What Is Direct Primary Care?'
Direct Primary Care (DPC) is a comprehensive primary care model that improves quality and availability by removing barriers frequently encountered in the fee-for-service (insurance-based) model. In the DPC model, the patient is central, and the clinic acts as a medical home where all of the patient’s care (both from the clinic and from outside providers/hospitals) are reviewed and managed. Our “bottom line” focuses on something called the Quadruple Aim (for more information, read THIS article), which focuses on three areas – physician availability, quality care of the patient, and lower overall costs – and then adds a fourth item, which is a focus on the provider avoiding burn-out from their own job.

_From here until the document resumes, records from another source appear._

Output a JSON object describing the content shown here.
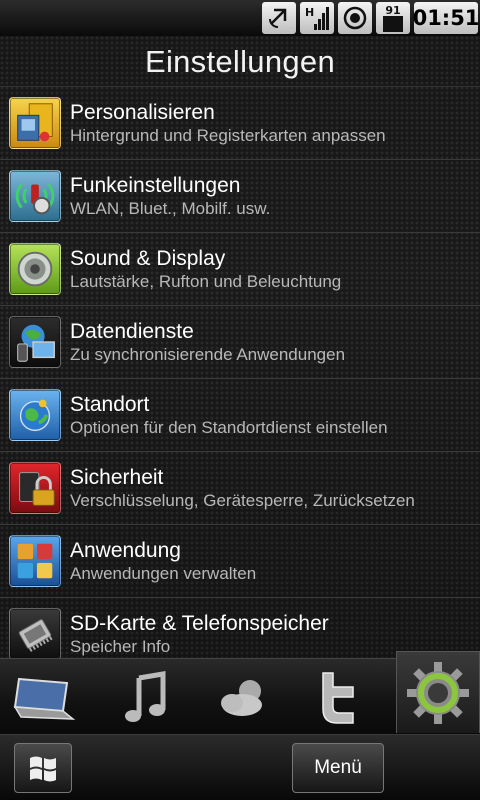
{
  "status_bar": {
    "icons": [
      "sync-icon",
      "signal-icon",
      "gps-icon",
      "battery-icon"
    ],
    "signal_type": "H",
    "battery_level": "91",
    "time": "01:51"
  },
  "header": {
    "title": "Einstellungen"
  },
  "settings": [
    {
      "title": "Personalisieren",
      "subtitle": "Hintergrund und Registerkarten anpassen",
      "icon": "personalize-icon"
    },
    {
      "title": "Funkeinstellungen",
      "subtitle": "WLAN, Bluet., Mobilf. usw.",
      "icon": "wireless-icon"
    },
    {
      "title": "Sound & Display",
      "subtitle": "Lautstärke, Rufton und Beleuchtung",
      "icon": "speaker-icon"
    },
    {
      "title": "Datendienste",
      "subtitle": "Zu synchronisierende Anwendungen",
      "icon": "data-sync-icon"
    },
    {
      "title": "Standort",
      "subtitle": "Optionen für den Standortdienst einstellen",
      "icon": "globe-icon"
    },
    {
      "title": "Sicherheit",
      "subtitle": "Verschlüsselung, Gerätesperre, Zurücksetzen",
      "icon": "lock-icon"
    },
    {
      "title": "Anwendung",
      "subtitle": "Anwendungen verwalten",
      "icon": "apps-icon"
    },
    {
      "title": "SD-Karte & Telefonspeicher",
      "subtitle": "Speicher Info",
      "icon": "memory-chip-icon"
    }
  ],
  "tabs": [
    {
      "name": "laptop-icon"
    },
    {
      "name": "music-note-icon"
    },
    {
      "name": "weather-icon"
    },
    {
      "name": "twitter-icon"
    },
    {
      "name": "settings-gear-icon",
      "active": true
    }
  ],
  "bottom_bar": {
    "menu_label": "Menü"
  },
  "colors": {
    "accent_green": "#8cc63f",
    "background": "#1b1b1b"
  }
}
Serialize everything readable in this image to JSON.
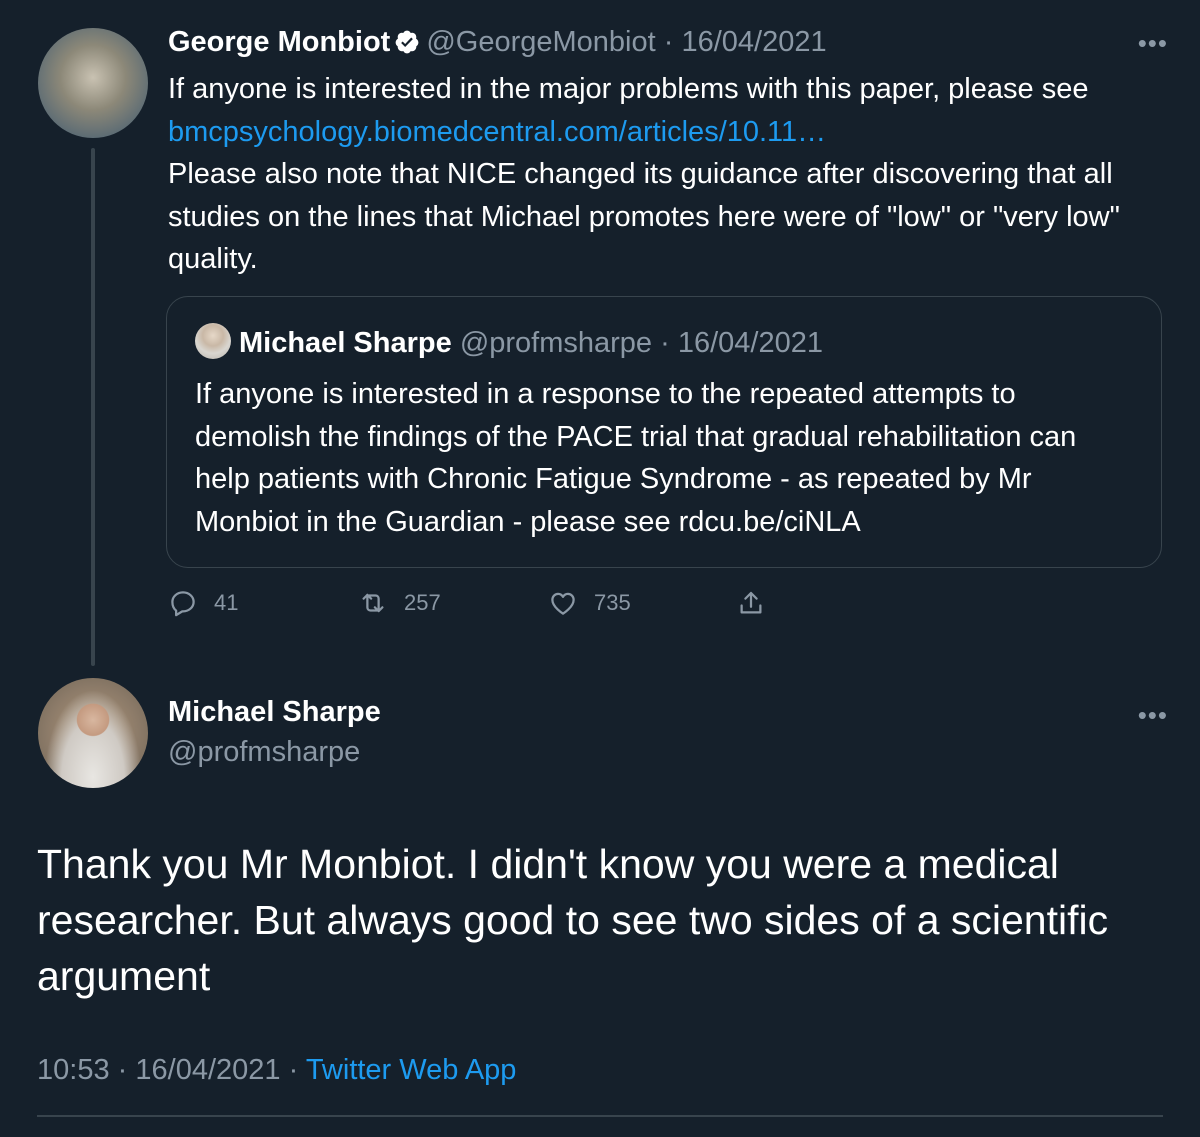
{
  "parent_tweet": {
    "author_name": "George Monbiot",
    "author_handle": "@GeorgeMonbiot",
    "separator": "·",
    "date": "16/04/2021",
    "text_line1": "If anyone is interested in the major problems with this paper, please see",
    "link_text": "bmcpsychology.biomedcentral.com/articles/10.11…",
    "text_rest": "Please also note that NICE changed its guidance after discovering that all studies on the lines that Michael promotes here were of \"low\" or \"very low\" quality.",
    "more_label": "•••"
  },
  "quoted_tweet": {
    "author_name": "Michael Sharpe",
    "author_handle": "@profmsharpe",
    "separator": "·",
    "date": "16/04/2021",
    "text": "If anyone is interested in a response to the repeated attempts to demolish the findings of the PACE trial that gradual rehabilitation can help patients with Chronic Fatigue Syndrome  - as repeated by Mr Monbiot in the Guardian -  please see rdcu.be/ciNLA"
  },
  "actions": {
    "reply_count": "41",
    "retweet_count": "257",
    "like_count": "735"
  },
  "main_tweet": {
    "author_name": "Michael Sharpe",
    "author_handle": "@profmsharpe",
    "more_label": "•••",
    "text": "Thank you Mr Monbiot.  I didn't know you were a medical researcher. But always good to see two sides of a scientific argument",
    "time": "10:53",
    "separator1": "·",
    "date": "16/04/2021",
    "separator2": "·",
    "source": "Twitter Web App"
  },
  "colors": {
    "background": "#15202b",
    "text": "#ffffff",
    "muted": "#8b98a5",
    "link": "#1d9bf0",
    "border": "#38444d"
  },
  "icons": {
    "verified": "verified-badge-icon",
    "reply": "reply-icon",
    "retweet": "retweet-icon",
    "like": "heart-icon",
    "share": "share-icon",
    "more": "more-icon"
  }
}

Recent developments in the primary care model such as the Primary Care Medical Home (PCMH) or Comprehensive Primary Care Plus (CPC+), have been extraordinarily difficult, if not impossible, to initiate and maintain successfully in the traditional primary care model. Unfortunately most attempts to repair or fix areas of the fee for service model tend to fall apart, primarily because the end result is always the same – poor quality, limited time (if any) to complete tasks for patients, poor financial results, excessive burden on the care team, and burnout. At the end of the day, these developments, often called “advancements,” chase numbers and figures, shifting the focus off the patient and even the community, in order to justify sub-par care.
Virtue Medical defines Direct Primary Care as a practice where a patient has straightforward access, high quality care, and reasonable, affordable, and transparent costs for their membership, labs, imaging, medications, and more. Less red tape = more access. And for those who have commercial insurance, you can still use your insurance for any of the services outside the clinic, just as would be the case in most practices.

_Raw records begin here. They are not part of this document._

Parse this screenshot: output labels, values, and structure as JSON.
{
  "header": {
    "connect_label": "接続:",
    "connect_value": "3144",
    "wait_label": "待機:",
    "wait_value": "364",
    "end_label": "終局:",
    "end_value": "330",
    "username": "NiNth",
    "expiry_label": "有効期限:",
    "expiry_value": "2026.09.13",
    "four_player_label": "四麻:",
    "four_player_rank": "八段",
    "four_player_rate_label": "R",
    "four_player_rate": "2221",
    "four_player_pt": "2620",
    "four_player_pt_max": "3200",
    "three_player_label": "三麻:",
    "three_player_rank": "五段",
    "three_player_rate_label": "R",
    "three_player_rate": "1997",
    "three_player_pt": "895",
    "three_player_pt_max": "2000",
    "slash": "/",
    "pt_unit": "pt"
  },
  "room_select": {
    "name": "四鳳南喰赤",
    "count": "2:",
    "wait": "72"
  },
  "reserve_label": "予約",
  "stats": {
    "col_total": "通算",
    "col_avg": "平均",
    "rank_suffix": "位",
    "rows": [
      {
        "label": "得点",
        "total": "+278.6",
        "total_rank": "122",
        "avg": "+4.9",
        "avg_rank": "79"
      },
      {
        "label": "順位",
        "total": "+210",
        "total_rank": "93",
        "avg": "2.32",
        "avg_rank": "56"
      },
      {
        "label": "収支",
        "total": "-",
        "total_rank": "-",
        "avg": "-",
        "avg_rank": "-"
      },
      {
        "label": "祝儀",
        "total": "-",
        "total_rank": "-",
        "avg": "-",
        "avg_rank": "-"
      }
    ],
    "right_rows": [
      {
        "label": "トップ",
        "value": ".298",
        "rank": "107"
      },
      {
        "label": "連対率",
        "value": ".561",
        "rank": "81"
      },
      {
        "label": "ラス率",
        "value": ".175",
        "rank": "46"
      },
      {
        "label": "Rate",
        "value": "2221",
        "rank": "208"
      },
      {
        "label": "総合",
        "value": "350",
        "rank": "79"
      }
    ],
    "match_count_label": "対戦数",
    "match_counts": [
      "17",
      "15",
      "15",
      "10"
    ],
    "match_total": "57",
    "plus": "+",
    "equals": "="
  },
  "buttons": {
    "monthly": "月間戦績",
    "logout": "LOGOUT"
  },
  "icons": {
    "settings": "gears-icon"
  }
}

What is the difference between Direct Primary Care (DPC) and Concierge Medicine?
Concierge medicine, like Direct Primary Care (DPC), charges a membership fee of some type. Typically, a concierge medicine practice charges higher prices on a yearly or quarterly cycle, usually at or above $2000 per year. In addition to the membership cost, concierge practices often bill patient visits through insurance (or at a standard rate), and may charge for additional services (such as on-call costs, home visits, etc). Many charge on a tier structure (bronze, silver, gold, platinum, unicorn-ium packages, etc). Many variations exist, but patients are generally high-income earners.
DPC, like concierge medicine, charges a monthly membership, but at a much less expensive rate. Most services are provided at no additional cost, such as routine/general physical exams, urgent visits, virtual visits, and on-call services. DPC communities are able to make agreements with third parties (for labs and imaging) to provide discounts, as low as $5 for many labs (i.e. labs from a routine physical are $20). The DPC community has also partnered with other businesses that allow for many medications and supplies to be bought and sold at wholesale prices, which means your prescriptions may be cheaper than the copay from your insurance or better than the discounts through online services.

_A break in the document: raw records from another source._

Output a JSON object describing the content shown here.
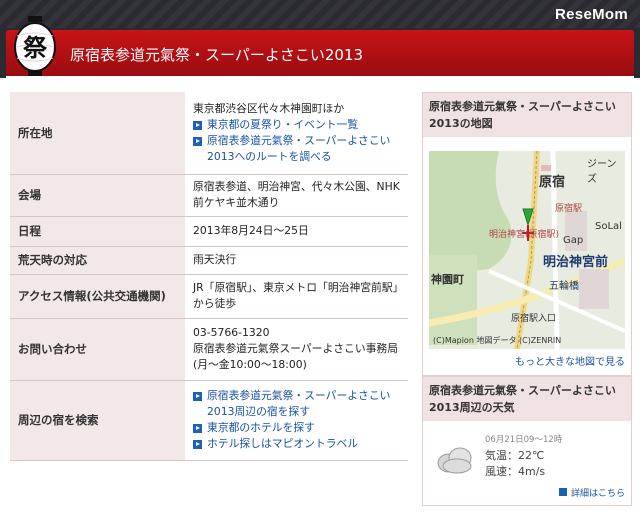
{
  "brand": "ReseMom",
  "header": {
    "lantern_char": "祭",
    "title": "原宿表参道元氣祭・スーパーよさこい2013"
  },
  "info_rows": [
    {
      "key": "所在地",
      "lines": [
        "東京都渋谷区代々木神園町ほか"
      ],
      "links": [
        "東京都の夏祭り・イベント一覧",
        "原宿表参道元氣祭・スーパーよさこい2013へのルートを調べる"
      ]
    },
    {
      "key": "会場",
      "lines": [
        "原宿表参道、明治神宮、代々木公園、NHK前ケヤキ並木通り"
      ],
      "links": []
    },
    {
      "key": "日程",
      "lines": [
        "2013年8月24日～25日"
      ],
      "links": []
    },
    {
      "key": "荒天時の対応",
      "lines": [
        "雨天決行"
      ],
      "links": []
    },
    {
      "key": "アクセス情報(公共交通機関)",
      "lines": [
        "JR「原宿駅」、東京メトロ「明治神宮前駅」から徒歩"
      ],
      "links": []
    },
    {
      "key": "お問い合わせ",
      "lines": [
        "03-5766-1320",
        "原宿表参道元氣祭スーパーよさこい事務局(月～金10:00～18:00)"
      ],
      "links": []
    },
    {
      "key": "周辺の宿を検索",
      "lines": [],
      "links": [
        "原宿表参道元氣祭・スーパーよさこい2013周辺の宿を探す",
        "東京都のホテルを探す",
        "ホテル探しはマピオントラベル"
      ]
    }
  ],
  "map_box": {
    "title": "原宿表参道元氣祭・スーパーよさこい2013の地図",
    "labels": {
      "harajuku": "原宿",
      "jingumae": "明治神宮前",
      "jinnanmachi": "神園町",
      "gap": "Gap",
      "solal": "SoLal",
      "jeans": "ジーンズ",
      "gorinbashi": "五輪橋",
      "harajuku_st": "原宿駅",
      "meiji_st": "明治神宮(原宿駅)",
      "iriguchi": "原宿駅入口",
      "copyright": "(C)Mapion 地図データ (C)ZENRIN"
    },
    "more_link": "もっと大きな地図で見る"
  },
  "weather_box": {
    "title": "原宿表参道元氣祭・スーパーよさこい2013周辺の天気",
    "date": "06月21日09～12時",
    "temp": "気温：22℃",
    "wind": "風速：4m/s",
    "more_link": "詳細はこちら"
  }
}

What are the Pros and Cons of Direct Primary Care?
- 24/7 access to your provider
- No hidden fees/gotcha fees (always upfront before you’re charged)
- Less insurance hurdles (prior authorizations, less “must do this before that”)
- MUCH less expensive labs, imaging, medications, and equipment
- LONG appointment times for scheduled visits in-office
- Membership covers for all Virtual Visits
- Phone calls, text messages, and emails handled without additional charge
- Urinalysis, pregnancy check (urine), strep swab, mono swab, and more in-office testing included in membership
- EKG’s free of additional charge for members
- Less likely to need to go to the ER
- Prolonged appointment times allow for more to be completed before you leave
- Shorter wait times for follow-ups or care in general
- Faster turn-around time on results
- Appointments can be scheduled when it’s convenient for you (scheduling URL given to members)
- No “person-to-person-to-person” transfers on the phone before getting an answer
- All forms (FMLA, handicap, short-term disability, work or school notes) covered by membership
- Better overall health outcomes at lower overall cost (less ER visits, less referrals out of office)
- Enhanced patient experience (better doctor-patient relationship)
- Many more!
- Still need to have some sort of insurance for specialty care, surgery, and emergencies
- Generally, we recommend a high-deductible or cost-sharing plan, but this is entirely up to you.
- Some specialists will provide a service with up-front pricing, which is usually at a discount.
- Not always cost-effective for people who don’t require a great deal of care
- For low-utilizers (rarely visit except a few times a year, rarely call/message), reach out and we will try to work with you.
- No Medicare coverage/billing (neither patient nor provider can bill Medicare for services)
- No Medicaid coverage/billing (neither patient nor provider can bill Medicaid for services)
- Some medications not covered (varies, but usually brand-name medications). GoodRx (C) and Blink (C) are always checked for price comparisons.
- Common childhood vaccinations not yet covered (currently investigating ways to obtain coverage without additional cost)